The pursuit of pure speed has resulted in a number of oddly shaped cars. But perhaps none more so than the 1951 land speed record car designed, built and driven by Piero Taruffi. The car goes by several names, including the Italcorsa and Tarf II – it also got the fitting nickname “Bisiluro” (twin torpedo in Italian).
Piero Taruffi was an Italian racing driver and engineer. His passion for fast machines began with motorcycles, but he soon moved on to cars, and his considerable talent allowed him to pilot some of the fastest machines of the era from numerous manufacturers including; Alfa Romeo, Bugatti, Cisitalia, Ferrari, Maserati and Mercedes-Benz. During his racing career he notched up several victories – including the last ever Mille Miglia. He also broke several dozen speed records.

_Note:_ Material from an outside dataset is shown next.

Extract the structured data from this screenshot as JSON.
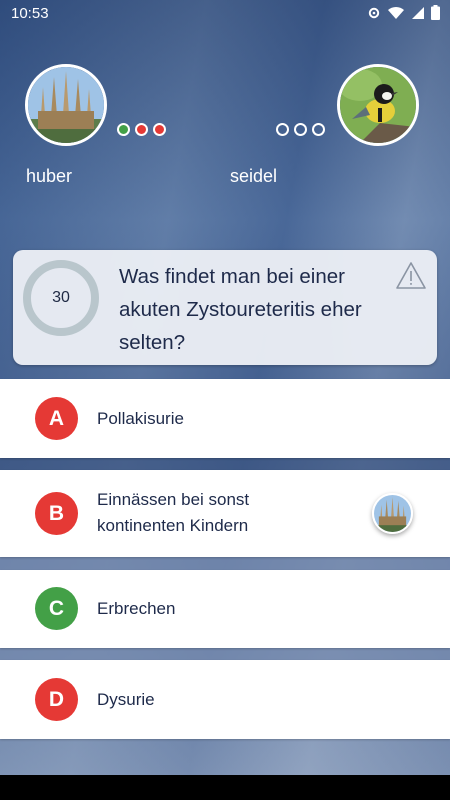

The Tarf II was based on an earlier design called the Tarf I. Both cars featured the same twin boom design, but the Tarf II was fitted with a larger 1,720 cc Maserati four-cylinder engine which developed 290 horsepower thanks to the addition of a supercharger. A chain transferred power to the rear wheel.
The Tarf II’s steering system was of an unusual design. The narrow cockpit meant there wasn’t space for a steering wheel. So instead the Tarf II was fitted with two levers either side of the driver which were used for directional control.

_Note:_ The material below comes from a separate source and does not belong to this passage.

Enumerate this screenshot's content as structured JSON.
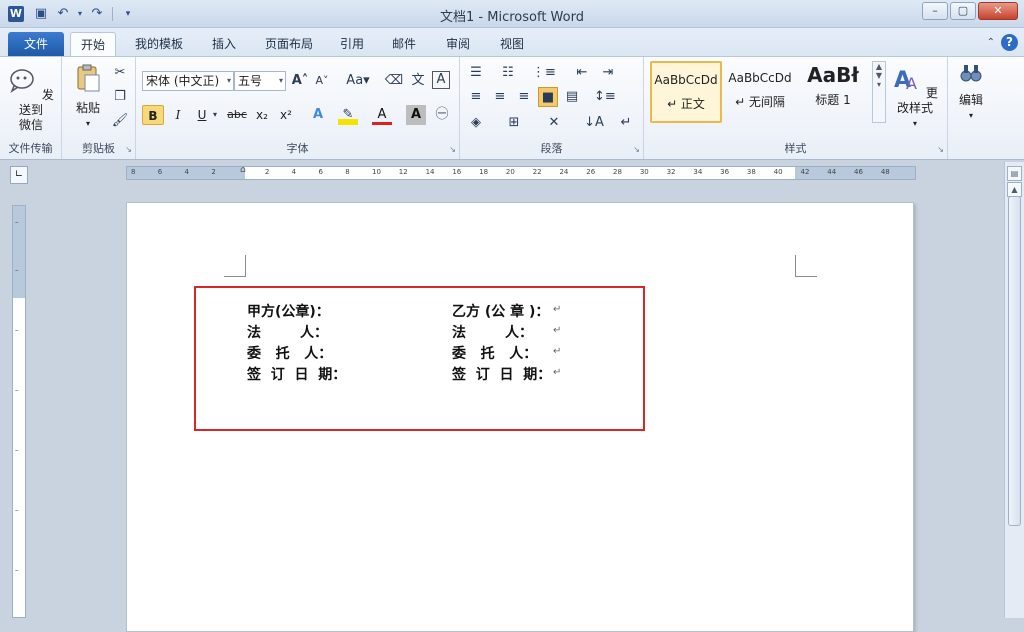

On 20 March 1951, Taruffi broke two world records with the Tarf II. Achieving the fastest “flying mile” with an average of 185.49 mph (298.507 km/h), and the fastest “flying kilometre” with 180.55 mph (290.552 km/h).

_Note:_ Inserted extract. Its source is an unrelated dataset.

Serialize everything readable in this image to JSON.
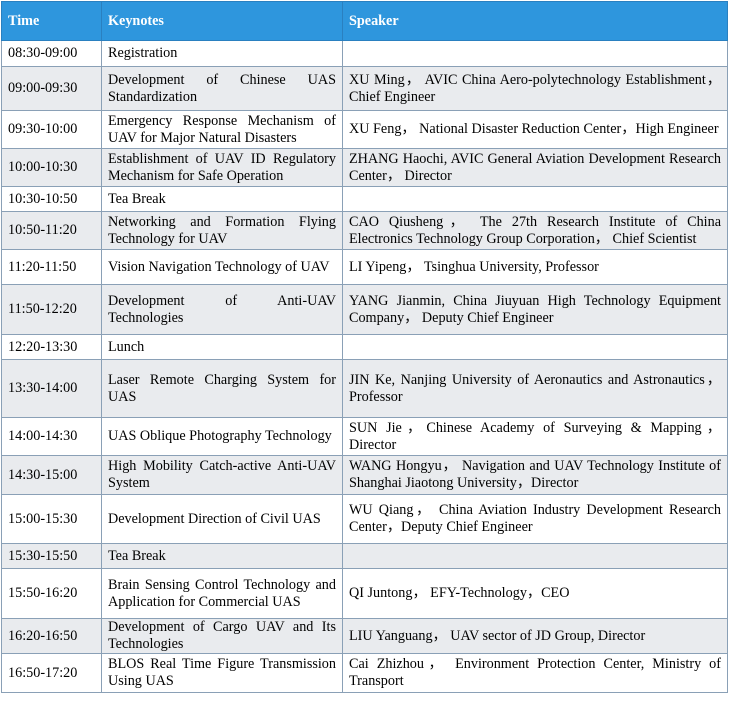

On 15 January 1952, Taruffi broke the 50-mile record at 144.00 mph (231.744 km/h). On 3 April 1952, four more records were broken: 50 km at 140.87 (226.700 km/h), 100 km at 139.66 mph (224.747 km/h), 200 km at 136.0 mph (219.833 km/h) and a one-hour record at 135.10 mph (217.414 km/h).
After 1952 the Tarf II stopped setting records and was retired to Taruffi’s automotive collection. Later the car found its way to Australia, and then in 1986 it turned up at the York Motor Museum in western Australia – without its engine. It was restored for museum display and at the same time fitted with a Ferrari 246 Dino V-6 engine. Between 2002 and 2008, the Italcorsa Tarf II was displayed at the Fremantle Motor Museum, also in Australia. In 2012 the Tarf II was sold at auction to an unknown buyer for 89,000 EUR ($122,000 / £73,600) below its reserve, and well below its estimated value.